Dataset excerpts
# # # #
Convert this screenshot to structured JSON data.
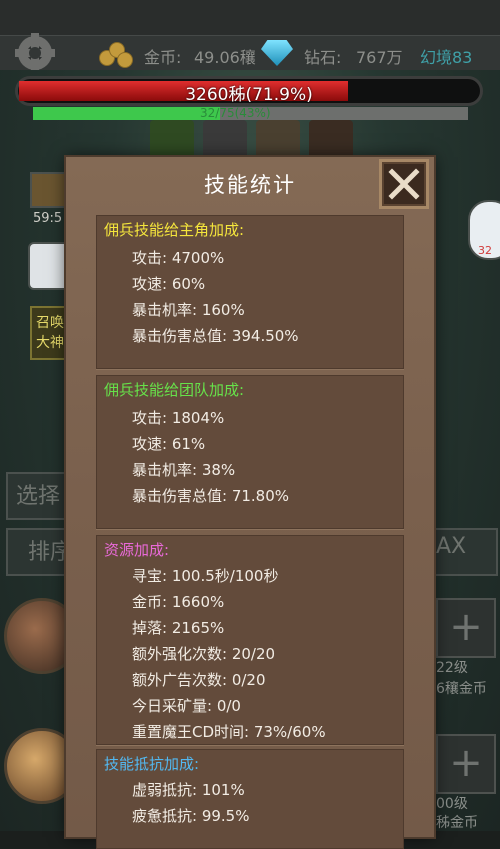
{
  "topbar": {
    "gold_label": "金币:",
    "gold_value": "49.06穰",
    "diamond_label": "钻石:",
    "diamond_value": "767万",
    "realm": "幻境83"
  },
  "boss": {
    "hp_text": "3260秭(71.9%)",
    "hp_fraction": 0.719,
    "xp_text": "32/75(43%)",
    "xp_fraction": 0.43
  },
  "background": {
    "timer": "59:5",
    "summon_1": "召唤",
    "summon_2": "大神",
    "select_label": "选择",
    "rank_label": "排序",
    "max_label": "AX",
    "level_1": "22级",
    "cost_1": "6穰金币",
    "level_2": "00级",
    "cost_2": "秭金币",
    "badge": "32"
  },
  "dialog": {
    "title": "技能统计",
    "sections": [
      {
        "title": "佣兵技能给主角加成:",
        "title_color": "#f5e63c",
        "rows": [
          "攻击:  4700%",
          "攻速:  60%",
          "暴击机率:  160%",
          "暴击伤害总值:  394.50%"
        ]
      },
      {
        "title": "佣兵技能给团队加成:",
        "title_color": "#67e24a",
        "rows": [
          "攻击:  1804%",
          "攻速:  61%",
          "暴击机率:  38%",
          "暴击伤害总值:  71.80%"
        ]
      },
      {
        "title": "资源加成:",
        "title_color": "#e96ad8",
        "rows": [
          "寻宝:  100.5秒/100秒",
          "金币:  1660%",
          "掉落:  2165%",
          "额外强化次数:  20/20",
          "额外广告次数:  0/20",
          "今日采矿量:  0/0",
          "重置魔王CD时间:  73%/60%"
        ]
      },
      {
        "title": "技能抵抗加成:",
        "title_color": "#53b8f0",
        "rows": [
          "虚弱抵抗:  101%",
          "疲惫抵抗:  99.5%"
        ]
      }
    ]
  }
}
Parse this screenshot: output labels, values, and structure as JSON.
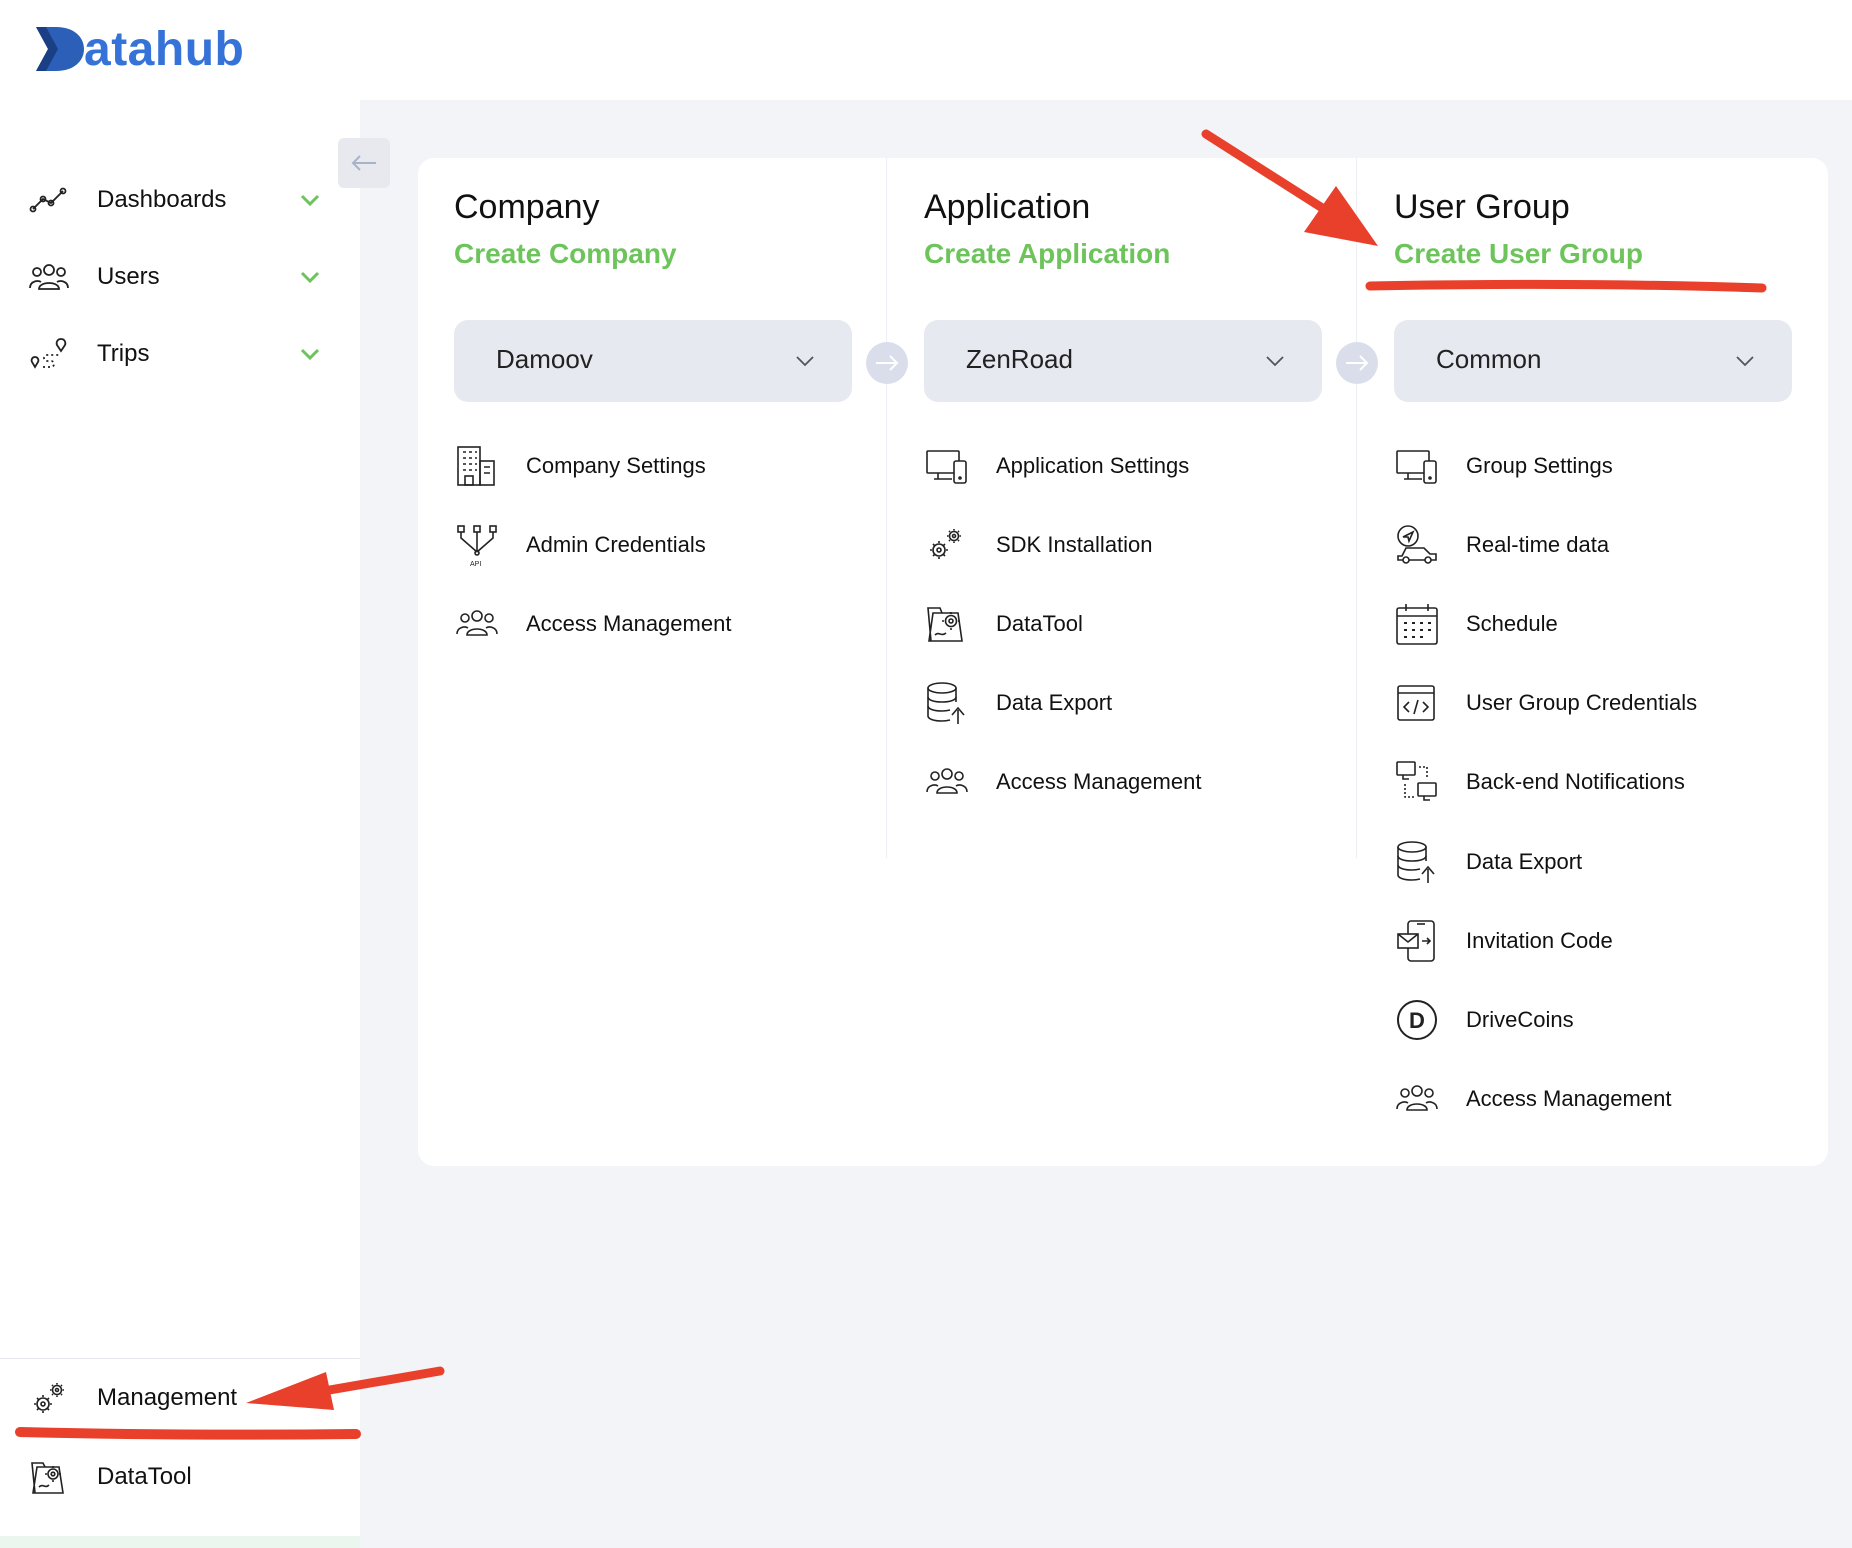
{
  "app": {
    "logo_text": "atahub",
    "logo_letter": "D"
  },
  "sidebar": {
    "items": [
      {
        "label": "Dashboards",
        "icon": "chart-line-icon"
      },
      {
        "label": "Users",
        "icon": "users-icon"
      },
      {
        "label": "Trips",
        "icon": "route-icon"
      }
    ],
    "bottom": [
      {
        "label": "Management",
        "icon": "gears-icon"
      },
      {
        "label": "DataTool",
        "icon": "datatool-icon"
      }
    ]
  },
  "columns": [
    {
      "title": "Company",
      "create": "Create Company",
      "selected": "Damoov",
      "items": [
        {
          "label": "Company Settings",
          "icon": "building-icon"
        },
        {
          "label": "Admin Credentials",
          "icon": "api-icon"
        },
        {
          "label": "Access Management",
          "icon": "users-icon"
        }
      ]
    },
    {
      "title": "Application",
      "create": "Create Application",
      "selected": "ZenRoad",
      "items": [
        {
          "label": "Application Settings",
          "icon": "devices-icon"
        },
        {
          "label": "SDK Installation",
          "icon": "gears-icon"
        },
        {
          "label": "DataTool",
          "icon": "datatool-icon"
        },
        {
          "label": "Data Export",
          "icon": "database-export-icon"
        },
        {
          "label": "Access Management",
          "icon": "users-icon"
        }
      ]
    },
    {
      "title": "User Group",
      "create": "Create User Group",
      "selected": "Common",
      "items": [
        {
          "label": "Group Settings",
          "icon": "devices-icon"
        },
        {
          "label": "Real-time data",
          "icon": "car-location-icon"
        },
        {
          "label": "Schedule",
          "icon": "calendar-icon"
        },
        {
          "label": "User Group Credentials",
          "icon": "code-window-icon"
        },
        {
          "label": "Back-end Notifications",
          "icon": "notifications-icon"
        },
        {
          "label": "Data Export",
          "icon": "database-export-icon"
        },
        {
          "label": "Invitation Code",
          "icon": "invitation-icon"
        },
        {
          "label": "DriveCoins",
          "icon": "drivecoins-icon"
        },
        {
          "label": "Access Management",
          "icon": "users-icon"
        }
      ]
    }
  ],
  "colors": {
    "brand": "#3573d8",
    "accent": "#6cc45b",
    "annotation": "#e8402a"
  }
}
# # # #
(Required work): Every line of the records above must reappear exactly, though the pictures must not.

(Answer area):
Convert this screenshot to structured JSON data.
{
  "topbar": {
    "gold_label": "金币:",
    "gold_value": "49.06穰",
    "diamond_label": "钻石:",
    "diamond_value": "767万",
    "realm": "幻境83"
  },
  "boss": {
    "hp_text": "3260秭(71.9%)",
    "hp_fraction": 0.719,
    "xp_text": "32/75(43%)",
    "xp_fraction": 0.43
  },
  "background": {
    "timer": "59:5",
    "summon_1": "召唤",
    "summon_2": "大神",
    "select_label": "选择",
    "rank_label": "排序",
    "max_label": "AX",
    "level_1": "22级",
    "cost_1": "6穰金币",
    "level_2": "00级",
    "cost_2": "秭金币",
    "badge": "32"
  },
  "dialog": {
    "title": "技能统计",
    "sections": [
      {
        "title": "佣兵技能给主角加成:",
        "title_color": "#f5e63c",
        "rows": [
          "攻击:  4700%",
          "攻速:  60%",
          "暴击机率:  160%",
          "暴击伤害总值:  394.50%"
        ]
      },
      {
        "title": "佣兵技能给团队加成:",
        "title_color": "#67e24a",
        "rows": [
          "攻击:  1804%",
          "攻速:  61%",
          "暴击机率:  38%",
          "暴击伤害总值:  71.80%"
        ]
      },
      {
        "title": "资源加成:",
        "title_color": "#e96ad8",
        "rows": [
          "寻宝:  100.5秒/100秒",
          "金币:  1660%",
          "掉落:  2165%",
          "额外强化次数:  20/20",
          "额外广告次数:  0/20",
          "今日采矿量:  0/0",
          "重置魔王CD时间:  73%/60%"
        ]
      },
      {
        "title": "技能抵抗加成:",
        "title_color": "#53b8f0",
        "rows": [
          "虚弱抵抗:  101%",
          "疲惫抵抗:  99.5%"
        ]
      }
    ]
  }
}
Parse this screenshot: output labels, values, and structure as JSON.
{
  "app": {
    "logo_text": "atahub",
    "logo_letter": "D"
  },
  "sidebar": {
    "items": [
      {
        "label": "Dashboards",
        "icon": "chart-line-icon"
      },
      {
        "label": "Users",
        "icon": "users-icon"
      },
      {
        "label": "Trips",
        "icon": "route-icon"
      }
    ],
    "bottom": [
      {
        "label": "Management",
        "icon": "gears-icon"
      },
      {
        "label": "DataTool",
        "icon": "datatool-icon"
      }
    ]
  },
  "columns": [
    {
      "title": "Company",
      "create": "Create Company",
      "selected": "Damoov",
      "items": [
        {
          "label": "Company Settings",
          "icon": "building-icon"
        },
        {
          "label": "Admin Credentials",
          "icon": "api-icon"
        },
        {
          "label": "Access Management",
          "icon": "users-icon"
        }
      ]
    },
    {
      "title": "Application",
      "create": "Create Application",
      "selected": "ZenRoad",
      "items": [
        {
          "label": "Application Settings",
          "icon": "devices-icon"
        },
        {
          "label": "SDK Installation",
          "icon": "gears-icon"
        },
        {
          "label": "DataTool",
          "icon": "datatool-icon"
        },
        {
          "label": "Data Export",
          "icon": "database-export-icon"
        },
        {
          "label": "Access Management",
          "icon": "users-icon"
        }
      ]
    },
    {
      "title": "User Group",
      "create": "Create User Group",
      "selected": "Common",
      "items": [
        {
          "label": "Group Settings",
          "icon": "devices-icon"
        },
        {
          "label": "Real-time data",
          "icon": "car-location-icon"
        },
        {
          "label": "Schedule",
          "icon": "calendar-icon"
        },
        {
          "label": "User Group Credentials",
          "icon": "code-window-icon"
        },
        {
          "label": "Back-end Notifications",
          "icon": "notifications-icon"
        },
        {
          "label": "Data Export",
          "icon": "database-export-icon"
        },
        {
          "label": "Invitation Code",
          "icon": "invitation-icon"
        },
        {
          "label": "DriveCoins",
          "icon": "drivecoins-icon"
        },
        {
          "label": "Access Management",
          "icon": "users-icon"
        }
      ]
    }
  ],
  "colors": {
    "brand": "#3573d8",
    "accent": "#6cc45b",
    "annotation": "#e8402a"
  }
}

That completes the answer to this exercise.